Answer each of the five parts. Within each part you have choices.
A. Short Explanation. (4 x 5 = 20 points). Choose four (4) of the following phrases, state which approach or author the phrase is identified with, and in one or two sentences state what is meant by the phrase and how it forms part of the study of sociology.
1. dyad, triad and group size.
2. the self, as that which can be object to itself.
3. the virtual class.
4. interpretive interactionism.
5. cod, fur and forest products.
6. institutional discrimination.
7. viewpoint of women.
B. Answer one (1) of the following. (15 points).
1. "When Weber talks about the state and social class, this is a shorthand way of referring to complex patterns of action and relations among individuals. Such patterns are so complex and complicated that we obviously cannot describe the activit ies of each individual who makes them up, but can only talk about typical patterns of action." Explain how the argument in this quote fits into the sociological approaches we studied this semester.
2. Erving Goffman discusses participants around a merry-go-round. Explain what points he is attempting to make by using this example.
3. Ritzer lays out seven basic principles of symbolic interactionism. State two of these principles and write a short note explaining each of these two principles.
C. Answer one (1) of the following: (15 points).
1. In the view of many sociologists, there are several contradictions in classical liberalism and liberal theories of society. State one of these contradictions and explain how a feminist might examine this contradiction.
2. When a Marxist argues that women constitute a sexual class, what does this mean?
3. Weber argues that the mother-child relationship is natural but some radical feminists argue that "Mothers are not born, they are made." Write a short note explaining the different implications of these two points of view.
D. Answer one (1) of the following: (15 points).
1. "The overwhelming importance of the St. Lawrence waterways has emphasized the production and export of raw materials, and in the case of wheat the extraordinary effects of a protective tariff during a period of expansion contributed to the constr uction of two new transcontinentals, and to the emergence of the Canadian National Railways." Explain why the points raised in this quote from Harold Innis might be important for sociological analysis in Canada.
2. "The approaches of Wallace Clement and Erik Olin Wright incorporate several Weberian elements into a Marxian analysis of social class." Explain, with an example.
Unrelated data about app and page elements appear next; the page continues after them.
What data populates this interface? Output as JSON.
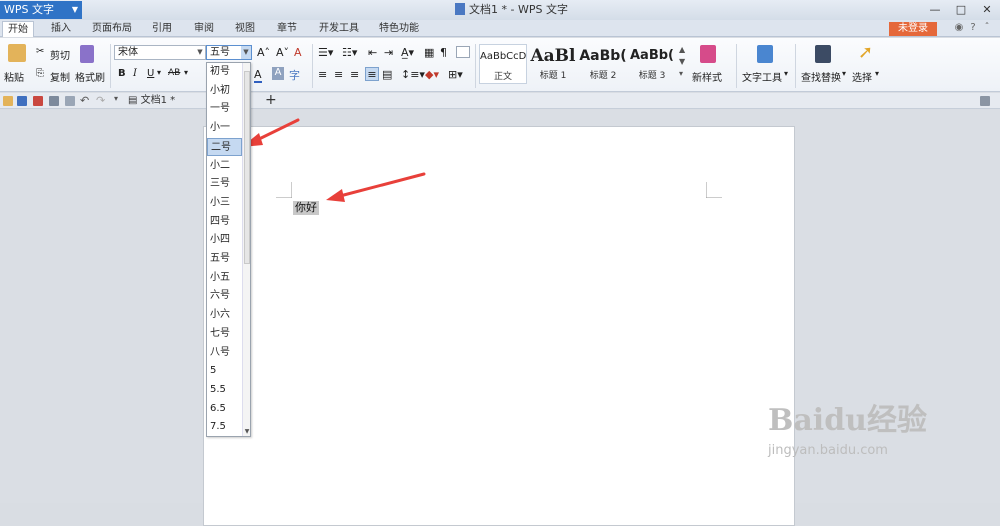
{
  "titlebar": {
    "app_menu": "WPS 文字",
    "doc_title": "文档1 * - WPS 文字"
  },
  "tabs": [
    {
      "label": "开始"
    },
    {
      "label": "插入"
    },
    {
      "label": "页面布局"
    },
    {
      "label": "引用"
    },
    {
      "label": "审阅"
    },
    {
      "label": "视图"
    },
    {
      "label": "章节"
    },
    {
      "label": "开发工具"
    },
    {
      "label": "特色功能"
    }
  ],
  "login_label": "未登录",
  "ribbon": {
    "paste": "粘贴",
    "cut": "剪切",
    "copy": "复制",
    "format_painter": "格式刷",
    "font_name": "宋体",
    "font_size": "五号",
    "bold": "B",
    "italic": "I",
    "underline": "U",
    "strike": "AB",
    "styles": [
      {
        "preview": "AaBbCcDd",
        "label": "正文"
      },
      {
        "preview": "AaBl",
        "label": "标题 1"
      },
      {
        "preview": "AaBb(",
        "label": "标题 2"
      },
      {
        "preview": "AaBb(",
        "label": "标题 3"
      }
    ],
    "new_style": "新样式",
    "text_tools": "文字工具",
    "find_replace": "查找替换",
    "select": "选择"
  },
  "quickbar": {
    "doc_tab": "文档1 *"
  },
  "document": {
    "selected_text": "你好"
  },
  "font_size_dropdown": {
    "items": [
      "初号",
      "小初",
      "一号",
      "小一",
      "二号",
      "小二",
      "三号",
      "小三",
      "四号",
      "小四",
      "五号",
      "小五",
      "六号",
      "小六",
      "七号",
      "八号",
      "5",
      "5.5",
      "6.5",
      "7.5"
    ],
    "highlighted": "二号"
  },
  "watermark": {
    "brand": "Baidu经验",
    "url": "jingyan.baidu.com"
  },
  "colors": {
    "accent_blue": "#2f73c6",
    "login_orange": "#e5683a",
    "arrow_red": "#e8403a",
    "highlight": "#c5d9f1"
  }
}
3. Postmodern writers argue that grand, universal sociological approaches should be abandoned and that more attention should be given to local identities and mini-narratives. What does this mean and what are some of the reasons postmodernists make t his argument?
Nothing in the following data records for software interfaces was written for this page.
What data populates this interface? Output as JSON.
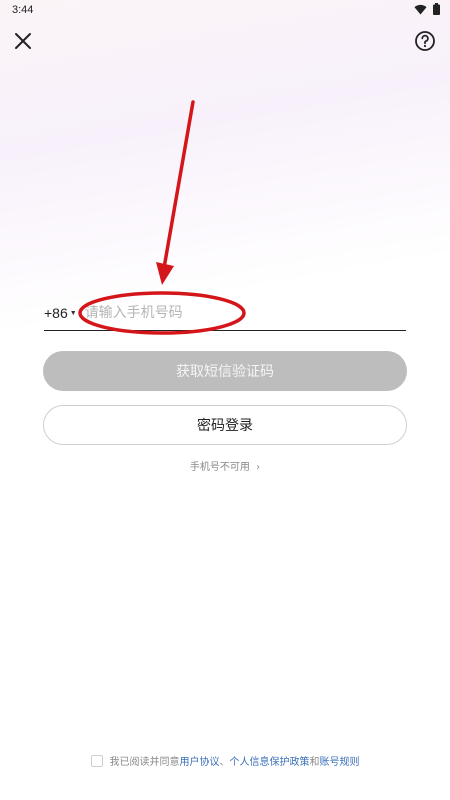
{
  "status_bar": {
    "time": "3:44",
    "wifi_icon": "wifi-icon",
    "battery_icon": "battery-icon"
  },
  "toolbar": {
    "close_icon": "close-icon",
    "help_icon": "help-icon"
  },
  "login": {
    "country_code": "+86",
    "phone_placeholder": "请输入手机号码",
    "phone_value": "",
    "get_code_label": "获取短信验证码",
    "password_login_label": "密码登录",
    "phone_unavailable_label": "手机号不可用",
    "phone_unavailable_arrow": "›"
  },
  "agreement": {
    "prefix": "我已阅读并同意",
    "user_agreement": "用户协议",
    "separator": "、",
    "privacy_policy": "个人信息保护政策",
    "and": "和",
    "account_rules": "账号规则",
    "checked": false
  },
  "annotation": {
    "color": "#d4161b"
  },
  "colors": {
    "button_disabled": "#bdbdbd",
    "link": "#3a6fb8"
  }
}
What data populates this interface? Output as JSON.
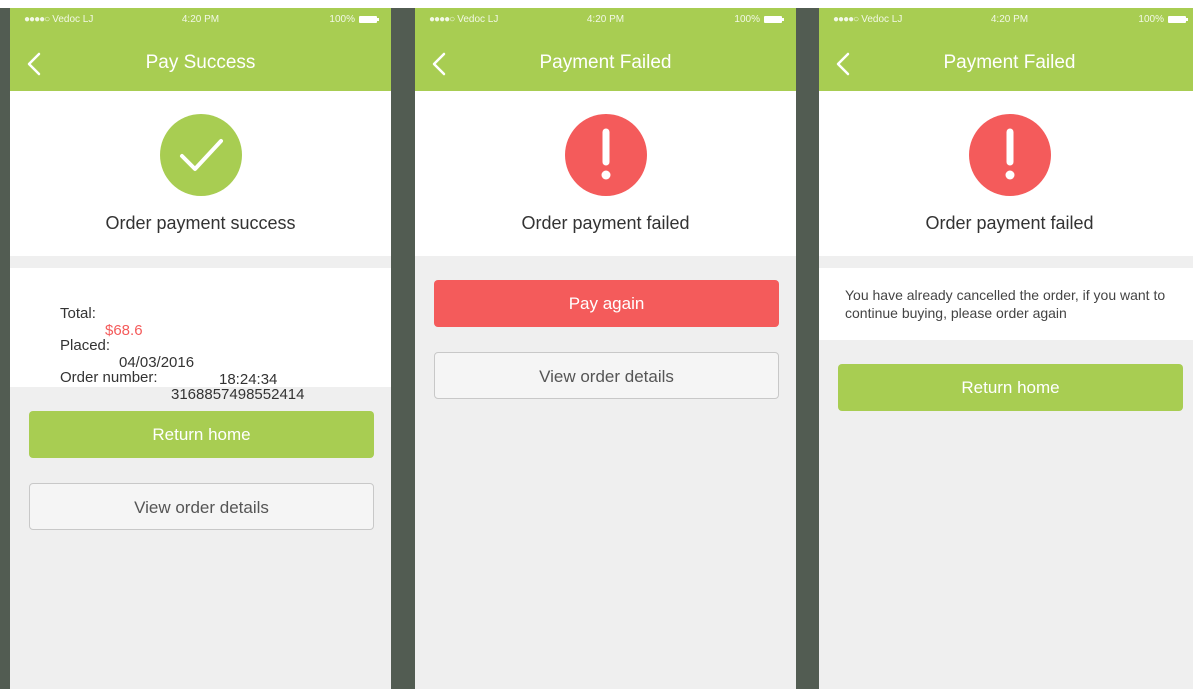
{
  "status_bar": {
    "carrier": "Vedoc LJ",
    "time": "4:20 PM",
    "battery": "100%"
  },
  "screens": [
    {
      "title": "Pay Success",
      "icon": "checkmark-circle-icon",
      "message": "Order payment success",
      "details": {
        "total_label": "Total:",
        "total_value": "$68.6",
        "placed_label": "Placed:",
        "placed_date": "04/03/2016",
        "placed_time": "18:24:34",
        "order_label": "Order number:",
        "order_value": "3168857498552414"
      },
      "primary_button": "Return home",
      "secondary_button": "View order details"
    },
    {
      "title": "Payment Failed",
      "icon": "exclamation-circle-icon",
      "message": "Order payment failed",
      "primary_button": "Pay again",
      "secondary_button": "View order details"
    },
    {
      "title": "Payment Failed",
      "icon": "exclamation-circle-icon",
      "message": "Order payment failed",
      "notice": "You have already cancelled the order, if you want to continue buying, please order again",
      "primary_button": "Return home"
    }
  ],
  "colors": {
    "brand_green": "#a8cd52",
    "error_red": "#f45b5b",
    "background": "#525c52"
  }
}
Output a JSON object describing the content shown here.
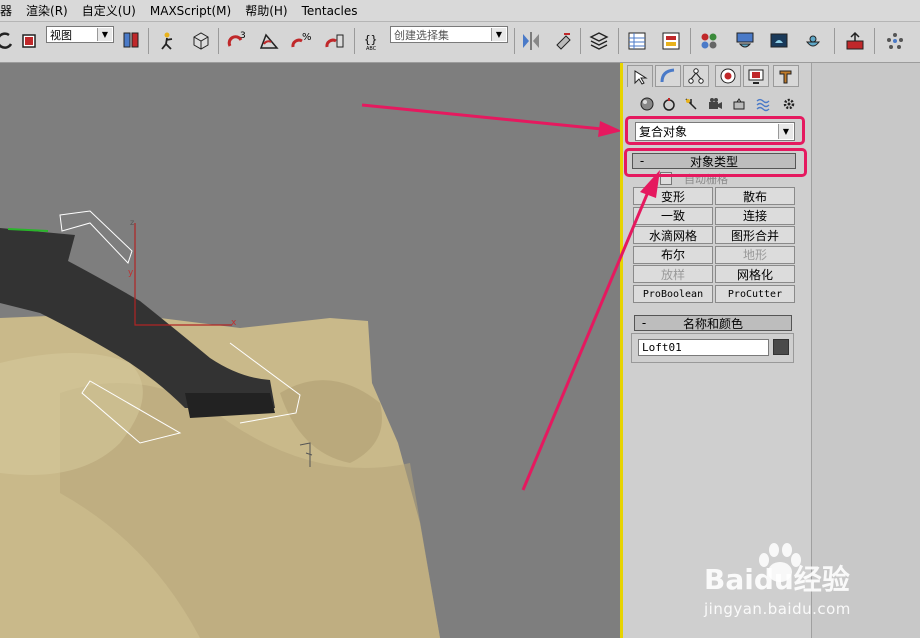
{
  "menu": [
    "器",
    "渲染(R)",
    "自定义(U)",
    "MAXScript(M)",
    "帮助(H)",
    "Tentacles"
  ],
  "toolbar": {
    "view_combo": "视图",
    "selection_set_placeholder": "创建选择集",
    "snap_label": "3",
    "percent_label": "%"
  },
  "viewport": {
    "axis_x": "x",
    "axis_y": "y",
    "axis_z": "z"
  },
  "command_panel": {
    "tabs": [
      "create-icon",
      "modify-icon",
      "hierarchy-icon",
      "motion-icon",
      "display-icon",
      "utilities-icon"
    ],
    "category_dropdown": "复合对象",
    "object_type": {
      "title": "对象类型",
      "collapse": "-",
      "autogrid": "自动栅格",
      "buttons": [
        {
          "label": "变形",
          "enabled": true
        },
        {
          "label": "散布",
          "enabled": true
        },
        {
          "label": "一致",
          "enabled": true
        },
        {
          "label": "连接",
          "enabled": true
        },
        {
          "label": "水滴网格",
          "enabled": true
        },
        {
          "label": "图形合并",
          "enabled": true
        },
        {
          "label": "布尔",
          "enabled": true
        },
        {
          "label": "地形",
          "enabled": false
        },
        {
          "label": "放样",
          "enabled": false
        },
        {
          "label": "网格化",
          "enabled": true
        },
        {
          "label": "ProBoolean",
          "enabled": true
        },
        {
          "label": "ProCutter",
          "enabled": true
        }
      ]
    },
    "name_color": {
      "title": "名称和颜色",
      "collapse": "-",
      "name_value": "Loft01",
      "swatch_color": "#4a4a4a"
    }
  },
  "watermark": {
    "brand": "Baidu经验",
    "url": "jingyan.baidu.com"
  },
  "colors": {
    "annotation": "#e5195f",
    "viewport_border": "#e7d400",
    "terrain": "#c9b98a"
  }
}
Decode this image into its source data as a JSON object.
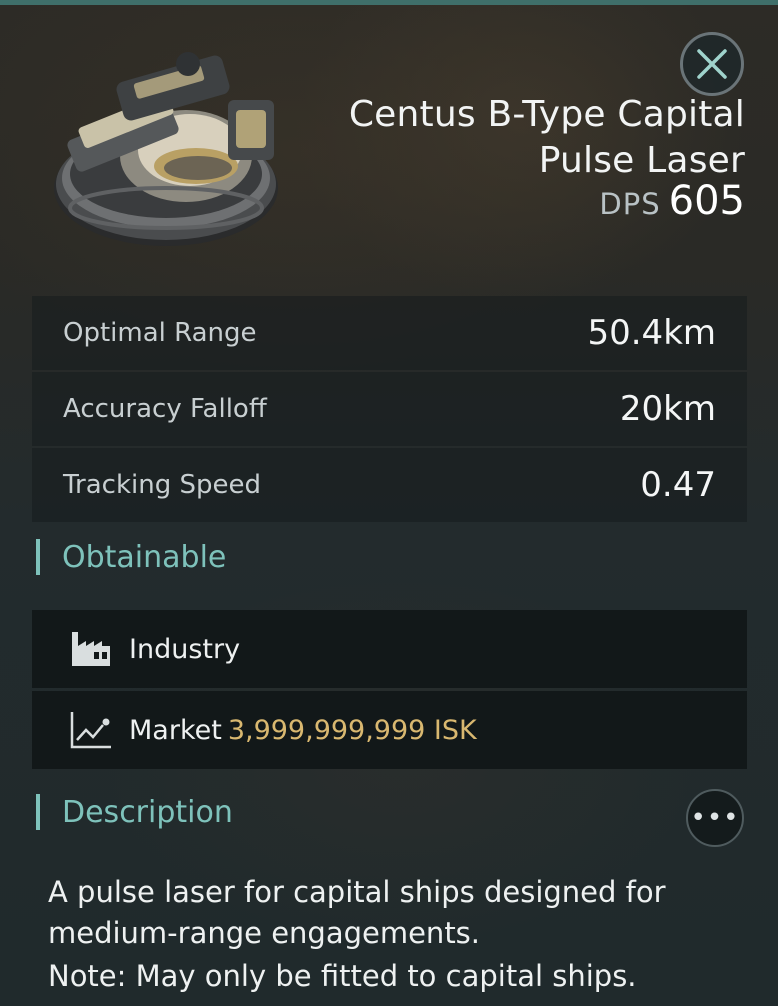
{
  "item": {
    "name": "Centus B-Type Capital Pulse Laser",
    "dps_label": "DPS",
    "dps_value": "605"
  },
  "stats": [
    {
      "label": "Optimal Range",
      "value": "50.4km"
    },
    {
      "label": "Accuracy Falloff",
      "value": "20km"
    },
    {
      "label": "Tracking Speed",
      "value": "0.47"
    }
  ],
  "obtainable": {
    "title": "Obtainable",
    "industry_label": "Industry",
    "market_label": "Market",
    "market_price": "3,999,999,999 ISK"
  },
  "description": {
    "title": "Description",
    "text": "A pulse laser for capital ships designed for medium-range engagements.",
    "note": "Note: May only be fitted to capital ships."
  },
  "colors": {
    "accent": "#7ec2bb",
    "price": "#d9b870",
    "row_bg": "#121819"
  },
  "icons": {
    "close": "close-icon",
    "industry": "factory-icon",
    "market": "market-chart-icon",
    "more": "more-options-icon"
  }
}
E. Essay Question. Pick one (1) of the following and write an essay on this topic. (35 points).
1. Durkheim and Marx are often thought of as presenting completely opposed theories of society. At the same time there are a number of similarities in the way that Durkheim and Marx examine society. Write an essay comparing Durkheim and Marx, concen trating primarily on the similarities between their approaches, but pointing out differences where necessary.
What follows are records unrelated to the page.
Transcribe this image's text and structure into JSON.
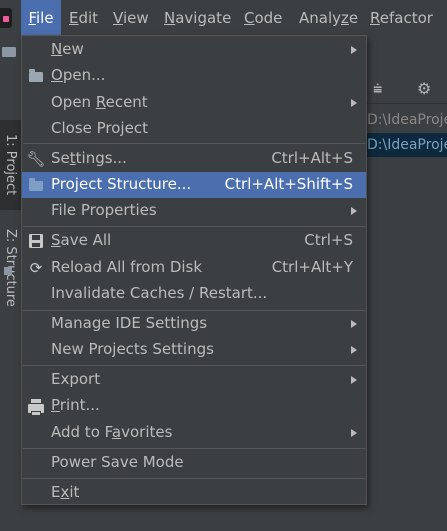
{
  "menubar": {
    "items": [
      {
        "label": "File",
        "mnemonic": "F",
        "rest": "ile"
      },
      {
        "label": "Edit",
        "mnemonic": "E",
        "rest": "dit"
      },
      {
        "label": "View",
        "mnemonic": "V",
        "rest": "iew"
      },
      {
        "label": "Navigate",
        "mnemonic": "N",
        "rest": "avigate"
      },
      {
        "label": "Code",
        "mnemonic": "C",
        "rest": "ode"
      },
      {
        "label": "Analyze",
        "pre": "Analy",
        "mnemonic": "z",
        "rest": "e"
      },
      {
        "label": "Refactor",
        "mnemonic": "R",
        "rest": "efactor"
      }
    ]
  },
  "sidebar": {
    "project_tab": "1: Project",
    "structure_tab": "Z: Structure"
  },
  "background": {
    "tree_rows": [
      "D:\\IdeaProje",
      "D:\\IdeaProje"
    ]
  },
  "file_menu": {
    "items": [
      {
        "pre": "",
        "mn": "N",
        "post": "ew",
        "shortcut": "",
        "submenu": true,
        "icon": ""
      },
      {
        "pre": "",
        "mn": "O",
        "post": "pen...",
        "shortcut": "",
        "submenu": false,
        "icon": "open-folder-icon"
      },
      {
        "pre": "Open ",
        "mn": "R",
        "post": "ecent",
        "shortcut": "",
        "submenu": true,
        "icon": ""
      },
      {
        "pre": "Close Project",
        "mn": "",
        "post": "",
        "shortcut": "",
        "submenu": false,
        "icon": ""
      },
      {
        "pre": "Se",
        "mn": "t",
        "post": "tings...",
        "shortcut": "Ctrl+Alt+S",
        "submenu": false,
        "icon": "wrench-icon"
      },
      {
        "pre": "Project Structure...",
        "mn": "",
        "post": "",
        "shortcut": "Ctrl+Alt+Shift+S",
        "submenu": false,
        "icon": "project-structure-icon"
      },
      {
        "pre": "File Properties",
        "mn": "",
        "post": "",
        "shortcut": "",
        "submenu": true,
        "icon": ""
      },
      {
        "pre": "",
        "mn": "S",
        "post": "ave All",
        "shortcut": "Ctrl+S",
        "submenu": false,
        "icon": "save-icon"
      },
      {
        "pre": "Reload All from Disk",
        "mn": "",
        "post": "",
        "shortcut": "Ctrl+Alt+Y",
        "submenu": false,
        "icon": "reload-icon"
      },
      {
        "pre": "Invalidate Caches / Restart...",
        "mn": "",
        "post": "",
        "shortcut": "",
        "submenu": false,
        "icon": ""
      },
      {
        "pre": "Manage IDE Settings",
        "mn": "",
        "post": "",
        "shortcut": "",
        "submenu": true,
        "icon": ""
      },
      {
        "pre": "New Projects Settings",
        "mn": "",
        "post": "",
        "shortcut": "",
        "submenu": true,
        "icon": ""
      },
      {
        "pre": "Export",
        "mn": "",
        "post": "",
        "shortcut": "",
        "submenu": true,
        "icon": ""
      },
      {
        "pre": "",
        "mn": "P",
        "post": "rint...",
        "shortcut": "",
        "submenu": false,
        "icon": "print-icon"
      },
      {
        "pre": "Add to F",
        "mn": "a",
        "post": "vorites",
        "shortcut": "",
        "submenu": true,
        "icon": ""
      },
      {
        "pre": "Power Save Mode",
        "mn": "",
        "post": "",
        "shortcut": "",
        "submenu": false,
        "icon": ""
      },
      {
        "pre": "E",
        "mn": "x",
        "post": "it",
        "shortcut": "",
        "submenu": false,
        "icon": ""
      }
    ],
    "highlighted_index": 5
  },
  "colors": {
    "menubar_bg": "#3c3f41",
    "highlight": "#4b6eaf",
    "text": "#bbbbbb",
    "separator": "#555555"
  }
}
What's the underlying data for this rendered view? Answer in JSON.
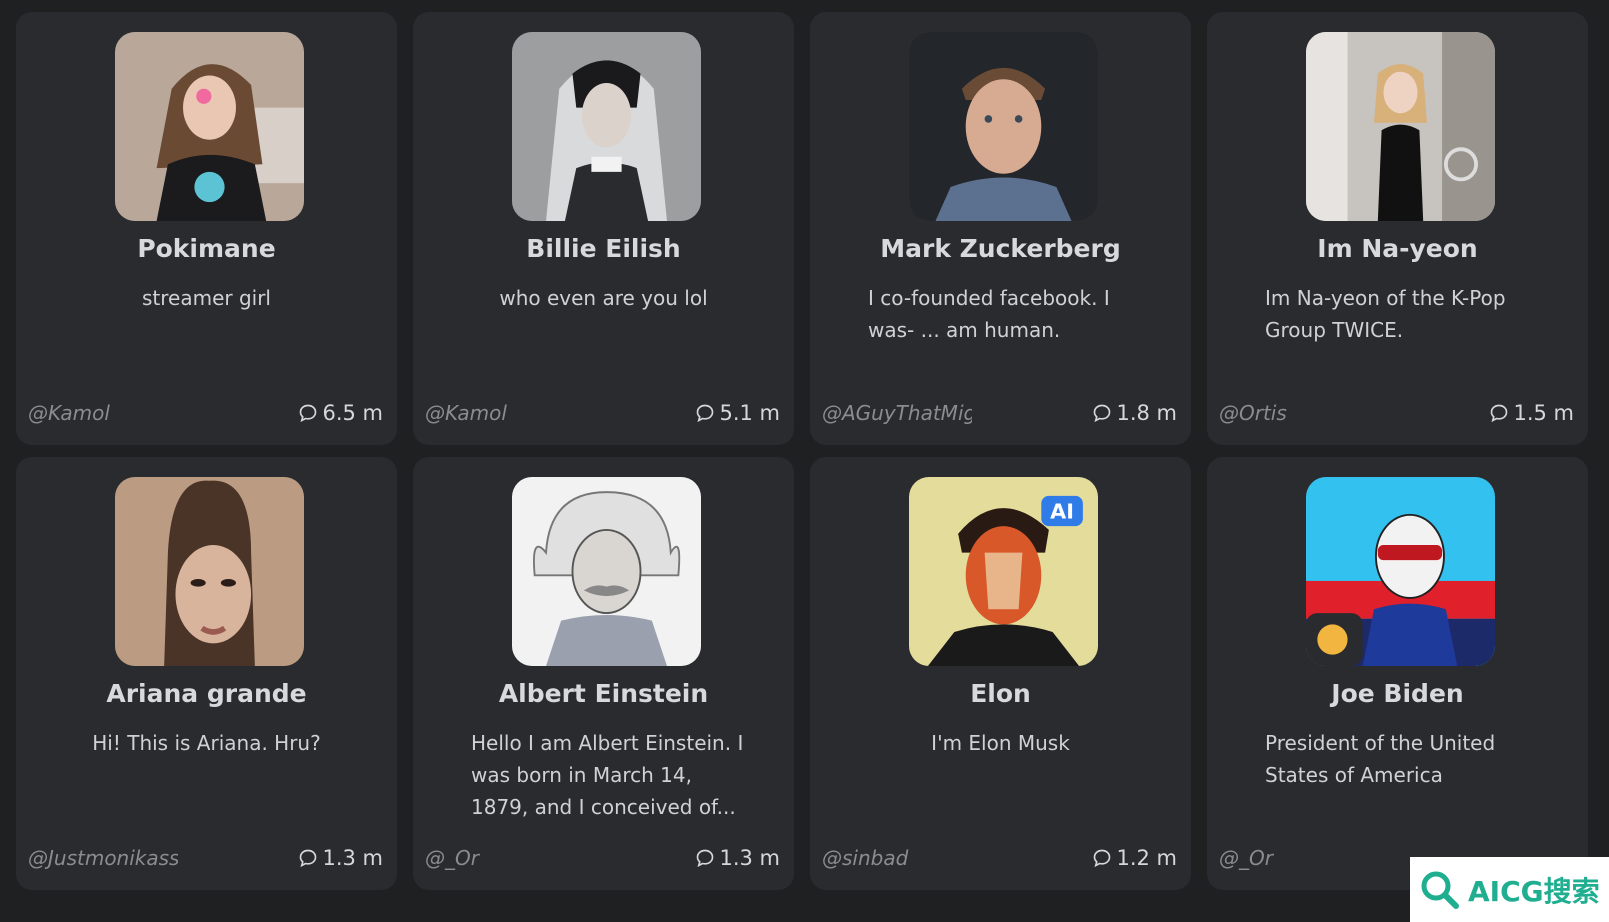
{
  "cards": [
    {
      "name": "Pokimane",
      "description": "streamer girl",
      "author": "@Kamol",
      "count": "6.5 m",
      "avatar_bg": "#b9a79a",
      "avatar_fg": "#3a2a20"
    },
    {
      "name": "Billie Eilish",
      "description": "who even are you lol",
      "author": "@Kamol",
      "count": "5.1 m",
      "avatar_bg": "#9c9ea0",
      "avatar_fg": "#2a2b2e"
    },
    {
      "name": "Mark Zuckerberg",
      "description": "I co-founded facebook. I was- ... am human.",
      "author": "@AGuyThatMigh",
      "count": "1.8 m",
      "avatar_bg": "#23262b",
      "avatar_fg": "#caa28c"
    },
    {
      "name": "Im Na-yeon",
      "description": "Im Na-yeon of the K-Pop Group TWICE.",
      "author": "@Ortis",
      "count": "1.5 m",
      "avatar_bg": "#c7c3bf",
      "avatar_fg": "#1a1a1a"
    },
    {
      "name": "Ariana grande",
      "description": "Hi! This is Ariana. Hru?",
      "author": "@Justmonikassis",
      "count": "1.3 m",
      "avatar_bg": "#bb9c82",
      "avatar_fg": "#4a3428"
    },
    {
      "name": "Albert Einstein",
      "description": "Hello I am Albert Einstein. I was born in March 14, 1879, and I conceived of...",
      "author": "@_Or",
      "count": "1.3 m",
      "avatar_bg": "#eeeeee",
      "avatar_fg": "#555a66"
    },
    {
      "name": "Elon",
      "description": "I'm Elon Musk",
      "author": "@sinbad",
      "count": "1.2 m",
      "avatar_bg": "#e4dc9a",
      "avatar_fg": "#d9582a",
      "badge": "AI"
    },
    {
      "name": "Joe Biden",
      "description": "President of the United States of America",
      "author": "@_Or",
      "count": "",
      "avatar_bg": "#33c2ef",
      "avatar_fg": "#e0202a"
    }
  ],
  "watermark": {
    "text": "AICG搜索"
  }
}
2. Select one of the major sociological approaches that we studied (Marx, Weber, Durkheim, Parsons, a microsociological approach, the staple model or postmodernism) and discuss how a feminist might argue that this approach is misleading or incomplet e. Where possible, show how the feminist approach could lead to overcoming the theoretical problems in this approach.
3. In an article in The Leader-Post of August 24, 1995, page C3, "Canadians watching less TV," Derrick de Kerckhove of the University of Toronto is quoted as saying:
We're moving from a culture of consumers to a culture of producers, of people who want to do things themselves. Karl Marx wouldn't have been happier if he was around today: Now the means of production are in the hands of the worker.
Given your understanding of Marx's views, comment on de Kerckhove's argument. In your answer, you could also speculate on what some other sociological approaches might say about this statement.
Return to Sociology 250.